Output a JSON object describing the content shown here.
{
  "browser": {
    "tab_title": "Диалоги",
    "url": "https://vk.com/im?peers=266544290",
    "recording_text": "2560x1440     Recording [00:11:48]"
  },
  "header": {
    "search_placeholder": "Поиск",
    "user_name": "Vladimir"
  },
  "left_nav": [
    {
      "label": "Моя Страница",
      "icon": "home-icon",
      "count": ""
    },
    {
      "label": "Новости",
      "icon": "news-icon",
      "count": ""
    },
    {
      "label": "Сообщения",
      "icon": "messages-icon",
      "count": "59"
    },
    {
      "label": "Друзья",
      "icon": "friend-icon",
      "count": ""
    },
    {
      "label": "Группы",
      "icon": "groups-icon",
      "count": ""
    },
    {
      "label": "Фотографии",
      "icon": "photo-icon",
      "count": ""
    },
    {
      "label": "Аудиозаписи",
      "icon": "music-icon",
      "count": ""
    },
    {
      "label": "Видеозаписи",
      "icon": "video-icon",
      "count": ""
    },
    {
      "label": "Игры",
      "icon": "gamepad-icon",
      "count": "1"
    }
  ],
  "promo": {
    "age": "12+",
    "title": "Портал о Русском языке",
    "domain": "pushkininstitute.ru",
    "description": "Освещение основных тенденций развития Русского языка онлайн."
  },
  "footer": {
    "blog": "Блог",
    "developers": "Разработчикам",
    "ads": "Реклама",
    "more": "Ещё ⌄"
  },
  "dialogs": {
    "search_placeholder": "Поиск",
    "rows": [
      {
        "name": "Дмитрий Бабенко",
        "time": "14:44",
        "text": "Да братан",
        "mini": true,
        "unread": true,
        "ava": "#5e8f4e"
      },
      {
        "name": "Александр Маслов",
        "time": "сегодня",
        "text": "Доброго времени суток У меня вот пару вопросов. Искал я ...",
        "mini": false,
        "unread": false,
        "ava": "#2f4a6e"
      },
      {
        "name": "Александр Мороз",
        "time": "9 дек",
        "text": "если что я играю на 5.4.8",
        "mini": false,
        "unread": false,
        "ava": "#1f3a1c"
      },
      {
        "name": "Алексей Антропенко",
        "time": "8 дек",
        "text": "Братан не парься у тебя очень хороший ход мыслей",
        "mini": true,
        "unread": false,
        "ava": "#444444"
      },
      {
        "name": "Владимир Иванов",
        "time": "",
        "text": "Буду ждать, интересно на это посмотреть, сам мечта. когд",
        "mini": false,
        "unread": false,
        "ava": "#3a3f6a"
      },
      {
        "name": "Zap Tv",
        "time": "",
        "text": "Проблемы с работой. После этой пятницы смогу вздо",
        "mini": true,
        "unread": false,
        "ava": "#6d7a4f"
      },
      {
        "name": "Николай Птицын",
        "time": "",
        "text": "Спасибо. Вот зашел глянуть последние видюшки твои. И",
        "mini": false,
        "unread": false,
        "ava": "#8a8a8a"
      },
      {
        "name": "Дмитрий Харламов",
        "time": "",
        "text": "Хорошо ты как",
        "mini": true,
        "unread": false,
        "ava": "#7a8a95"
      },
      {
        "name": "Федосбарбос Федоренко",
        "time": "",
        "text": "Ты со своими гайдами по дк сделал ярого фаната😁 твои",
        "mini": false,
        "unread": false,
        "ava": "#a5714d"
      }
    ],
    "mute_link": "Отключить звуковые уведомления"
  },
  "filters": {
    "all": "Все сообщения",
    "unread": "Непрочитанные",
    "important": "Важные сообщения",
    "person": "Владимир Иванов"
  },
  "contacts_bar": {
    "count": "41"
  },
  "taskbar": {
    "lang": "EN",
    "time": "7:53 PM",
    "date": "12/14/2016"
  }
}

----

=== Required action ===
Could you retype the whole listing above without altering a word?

=== Result ===
Output a JSON object describing the content shown here.
{
  "browser": {
    "tab_title": "Диалоги",
    "url": "https://vk.com/im?peers=266544290",
    "recording_text": "2560x1440     Recording [00:11:48]"
  },
  "header": {
    "search_placeholder": "Поиск",
    "user_name": "Vladimir"
  },
  "left_nav": [
    {
      "label": "Моя Страница",
      "icon": "home-icon",
      "count": ""
    },
    {
      "label": "Новости",
      "icon": "news-icon",
      "count": ""
    },
    {
      "label": "Сообщения",
      "icon": "messages-icon",
      "count": "59"
    },
    {
      "label": "Друзья",
      "icon": "friend-icon",
      "count": ""
    },
    {
      "label": "Группы",
      "icon": "groups-icon",
      "count": ""
    },
    {
      "label": "Фотографии",
      "icon": "photo-icon",
      "count": ""
    },
    {
      "label": "Аудиозаписи",
      "icon": "music-icon",
      "count": ""
    },
    {
      "label": "Видеозаписи",
      "icon": "video-icon",
      "count": ""
    },
    {
      "label": "Игры",
      "icon": "gamepad-icon",
      "count": "1"
    }
  ],
  "promo": {
    "age": "12+",
    "title": "Портал о Русском языке",
    "domain": "pushkininstitute.ru",
    "description": "Освещение основных тенденций развития Русского языка онлайн."
  },
  "footer": {
    "blog": "Блог",
    "developers": "Разработчикам",
    "ads": "Реклама",
    "more": "Ещё ⌄"
  },
  "dialogs": {
    "search_placeholder": "Поиск",
    "rows": [
      {
        "name": "Дмитрий Бабенко",
        "time": "14:44",
        "text": "Да братан",
        "mini": true,
        "unread": true,
        "ava": "#5e8f4e"
      },
      {
        "name": "Александр Маслов",
        "time": "сегодня",
        "text": "Доброго времени суток У меня вот пару вопросов. Искал я ...",
        "mini": false,
        "unread": false,
        "ava": "#2f4a6e"
      },
      {
        "name": "Александр Мороз",
        "time": "9 дек",
        "text": "если что я играю на 5.4.8",
        "mini": false,
        "unread": false,
        "ava": "#1f3a1c"
      },
      {
        "name": "Алексей Антропенко",
        "time": "8 дек",
        "text": "Братан не парься у тебя очень хороший ход мыслей",
        "mini": true,
        "unread": false,
        "ava": "#444444"
      },
      {
        "name": "Владимир Иванов",
        "time": "",
        "text": "Буду ждать, интересно на это посмотреть, сам мечта. когд",
        "mini": false,
        "unread": false,
        "ava": "#3a3f6a"
      },
      {
        "name": "Zap Tv",
        "time": "",
        "text": "Проблемы с работой. После этой пятницы смогу вздо",
        "mini": true,
        "unread": false,
        "ava": "#6d7a4f"
      },
      {
        "name": "Николай Птицын",
        "time": "",
        "text": "Спасибо. Вот зашел глянуть последние видюшки твои. И",
        "mini": false,
        "unread": false,
        "ava": "#8a8a8a"
      },
      {
        "name": "Дмитрий Харламов",
        "time": "",
        "text": "Хорошо ты как",
        "mini": true,
        "unread": false,
        "ava": "#7a8a95"
      },
      {
        "name": "Федосбарбос Федоренко",
        "time": "",
        "text": "Ты со своими гайдами по дк сделал ярого фаната😁 твои",
        "mini": false,
        "unread": false,
        "ava": "#a5714d"
      }
    ],
    "mute_link": "Отключить звуковые уведомления"
  },
  "filters": {
    "all": "Все сообщения",
    "unread": "Непрочитанные",
    "important": "Важные сообщения",
    "person": "Владимир Иванов"
  },
  "contacts_bar": {
    "count": "41"
  },
  "taskbar": {
    "lang": "EN",
    "time": "7:53 PM",
    "date": "12/14/2016"
  }
}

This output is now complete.